(RECORDS FOR PROCESSING):
'''

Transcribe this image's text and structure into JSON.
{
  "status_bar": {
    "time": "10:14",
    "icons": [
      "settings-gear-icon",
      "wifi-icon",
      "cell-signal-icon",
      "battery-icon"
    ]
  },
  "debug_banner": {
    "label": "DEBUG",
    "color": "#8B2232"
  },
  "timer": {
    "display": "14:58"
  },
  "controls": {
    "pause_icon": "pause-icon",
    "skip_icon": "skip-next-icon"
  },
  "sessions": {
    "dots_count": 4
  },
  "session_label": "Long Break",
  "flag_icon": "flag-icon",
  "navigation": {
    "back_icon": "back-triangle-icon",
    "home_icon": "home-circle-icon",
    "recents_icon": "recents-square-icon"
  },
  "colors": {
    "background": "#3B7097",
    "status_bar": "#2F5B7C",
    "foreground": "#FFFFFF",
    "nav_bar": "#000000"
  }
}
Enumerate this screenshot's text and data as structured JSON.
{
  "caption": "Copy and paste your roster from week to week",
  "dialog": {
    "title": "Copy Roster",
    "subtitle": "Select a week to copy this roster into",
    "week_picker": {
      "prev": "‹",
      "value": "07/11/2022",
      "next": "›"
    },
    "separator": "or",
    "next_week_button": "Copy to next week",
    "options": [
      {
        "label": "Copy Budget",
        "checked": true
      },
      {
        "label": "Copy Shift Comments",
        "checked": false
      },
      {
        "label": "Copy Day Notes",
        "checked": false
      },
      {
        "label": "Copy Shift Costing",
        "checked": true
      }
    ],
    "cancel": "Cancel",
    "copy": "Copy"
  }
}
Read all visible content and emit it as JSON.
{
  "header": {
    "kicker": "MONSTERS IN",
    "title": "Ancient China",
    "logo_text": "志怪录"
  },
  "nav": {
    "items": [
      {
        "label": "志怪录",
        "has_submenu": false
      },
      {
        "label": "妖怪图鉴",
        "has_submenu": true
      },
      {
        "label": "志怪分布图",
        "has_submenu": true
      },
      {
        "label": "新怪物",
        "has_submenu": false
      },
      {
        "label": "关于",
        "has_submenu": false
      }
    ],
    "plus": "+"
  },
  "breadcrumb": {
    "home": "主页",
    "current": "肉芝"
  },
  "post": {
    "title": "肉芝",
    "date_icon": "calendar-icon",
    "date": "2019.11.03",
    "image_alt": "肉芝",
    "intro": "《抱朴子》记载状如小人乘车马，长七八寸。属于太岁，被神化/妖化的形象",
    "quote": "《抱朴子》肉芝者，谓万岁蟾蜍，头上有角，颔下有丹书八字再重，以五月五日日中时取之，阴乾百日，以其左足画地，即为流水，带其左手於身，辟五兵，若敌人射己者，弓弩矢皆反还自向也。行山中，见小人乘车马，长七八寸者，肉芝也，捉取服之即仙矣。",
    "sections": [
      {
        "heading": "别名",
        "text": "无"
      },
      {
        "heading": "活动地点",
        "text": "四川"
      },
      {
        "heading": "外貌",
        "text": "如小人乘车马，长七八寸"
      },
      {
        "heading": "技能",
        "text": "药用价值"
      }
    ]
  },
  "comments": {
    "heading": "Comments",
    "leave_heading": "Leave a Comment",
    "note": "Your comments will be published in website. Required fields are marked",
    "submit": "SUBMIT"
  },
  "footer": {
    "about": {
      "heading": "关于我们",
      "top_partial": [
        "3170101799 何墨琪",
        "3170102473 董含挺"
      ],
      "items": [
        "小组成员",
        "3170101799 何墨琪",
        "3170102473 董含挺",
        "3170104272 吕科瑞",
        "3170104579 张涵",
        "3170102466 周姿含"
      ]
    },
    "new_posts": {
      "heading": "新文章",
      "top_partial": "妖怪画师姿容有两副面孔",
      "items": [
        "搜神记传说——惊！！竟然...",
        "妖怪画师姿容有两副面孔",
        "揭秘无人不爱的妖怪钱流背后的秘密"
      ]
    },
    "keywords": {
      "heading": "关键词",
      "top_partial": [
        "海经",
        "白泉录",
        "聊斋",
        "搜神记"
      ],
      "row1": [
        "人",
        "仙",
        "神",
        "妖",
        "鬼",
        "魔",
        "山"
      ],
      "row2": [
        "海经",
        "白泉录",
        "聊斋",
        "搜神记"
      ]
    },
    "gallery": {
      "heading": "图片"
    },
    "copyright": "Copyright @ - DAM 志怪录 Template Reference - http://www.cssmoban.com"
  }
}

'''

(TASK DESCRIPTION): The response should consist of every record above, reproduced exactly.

(RESPONSE TO THE TASK):
Transcribe this image's text and structure into JSON.
{
  "status_bar": {
    "time": "10:14",
    "icons": [
      "settings-gear-icon",
      "wifi-icon",
      "cell-signal-icon",
      "battery-icon"
    ]
  },
  "debug_banner": {
    "label": "DEBUG",
    "color": "#8B2232"
  },
  "timer": {
    "display": "14:58"
  },
  "controls": {
    "pause_icon": "pause-icon",
    "skip_icon": "skip-next-icon"
  },
  "sessions": {
    "dots_count": 4
  },
  "session_label": "Long Break",
  "flag_icon": "flag-icon",
  "navigation": {
    "back_icon": "back-triangle-icon",
    "home_icon": "home-circle-icon",
    "recents_icon": "recents-square-icon"
  },
  "colors": {
    "background": "#3B7097",
    "status_bar": "#2F5B7C",
    "foreground": "#FFFFFF",
    "nav_bar": "#000000"
  }
}
Enumerate this screenshot's text and data as structured JSON.
{
  "caption": "Copy and paste your roster from week to week",
  "dialog": {
    "title": "Copy Roster",
    "subtitle": "Select a week to copy this roster into",
    "week_picker": {
      "prev": "‹",
      "value": "07/11/2022",
      "next": "›"
    },
    "separator": "or",
    "next_week_button": "Copy to next week",
    "options": [
      {
        "label": "Copy Budget",
        "checked": true
      },
      {
        "label": "Copy Shift Comments",
        "checked": false
      },
      {
        "label": "Copy Day Notes",
        "checked": false
      },
      {
        "label": "Copy Shift Costing",
        "checked": true
      }
    ],
    "cancel": "Cancel",
    "copy": "Copy"
  }
}
Read all visible content and emit it as JSON.
{
  "header": {
    "kicker": "MONSTERS IN",
    "title": "Ancient China",
    "logo_text": "志怪录"
  },
  "nav": {
    "items": [
      {
        "label": "志怪录",
        "has_submenu": false
      },
      {
        "label": "妖怪图鉴",
        "has_submenu": true
      },
      {
        "label": "志怪分布图",
        "has_submenu": true
      },
      {
        "label": "新怪物",
        "has_submenu": false
      },
      {
        "label": "关于",
        "has_submenu": false
      }
    ],
    "plus": "+"
  },
  "breadcrumb": {
    "home": "主页",
    "current": "肉芝"
  },
  "post": {
    "title": "肉芝",
    "date_icon": "calendar-icon",
    "date": "2019.11.03",
    "image_alt": "肉芝",
    "intro": "《抱朴子》记载状如小人乘车马，长七八寸。属于太岁，被神化/妖化的形象",
    "quote": "《抱朴子》肉芝者，谓万岁蟾蜍，头上有角，颔下有丹书八字再重，以五月五日日中时取之，阴乾百日，以其左足画地，即为流水，带其左手於身，辟五兵，若敌人射己者，弓弩矢皆反还自向也。行山中，见小人乘车马，长七八寸者，肉芝也，捉取服之即仙矣。",
    "sections": [
      {
        "heading": "别名",
        "text": "无"
      },
      {
        "heading": "活动地点",
        "text": "四川"
      },
      {
        "heading": "外貌",
        "text": "如小人乘车马，长七八寸"
      },
      {
        "heading": "技能",
        "text": "药用价值"
      }
    ]
  },
  "comments": {
    "heading": "Comments",
    "leave_heading": "Leave a Comment",
    "note": "Your comments will be published in website. Required fields are marked",
    "submit": "SUBMIT"
  },
  "footer": {
    "about": {
      "heading": "关于我们",
      "top_partial": [
        "3170101799 何墨琪",
        "3170102473 董含挺"
      ],
      "items": [
        "小组成员",
        "3170101799 何墨琪",
        "3170102473 董含挺",
        "3170104272 吕科瑞",
        "3170104579 张涵",
        "3170102466 周姿含"
      ]
    },
    "new_posts": {
      "heading": "新文章",
      "top_partial": "妖怪画师姿容有两副面孔",
      "items": [
        "搜神记传说——惊！！竟然...",
        "妖怪画师姿容有两副面孔",
        "揭秘无人不爱的妖怪钱流背后的秘密"
      ]
    },
    "keywords": {
      "heading": "关键词",
      "top_partial": [
        "海经",
        "白泉录",
        "聊斋",
        "搜神记"
      ],
      "row1": [
        "人",
        "仙",
        "神",
        "妖",
        "鬼",
        "魔",
        "山"
      ],
      "row2": [
        "海经",
        "白泉录",
        "聊斋",
        "搜神记"
      ]
    },
    "gallery": {
      "heading": "图片"
    },
    "copyright": "Copyright @ - DAM 志怪录 Template Reference - http://www.cssmoban.com"
  }
}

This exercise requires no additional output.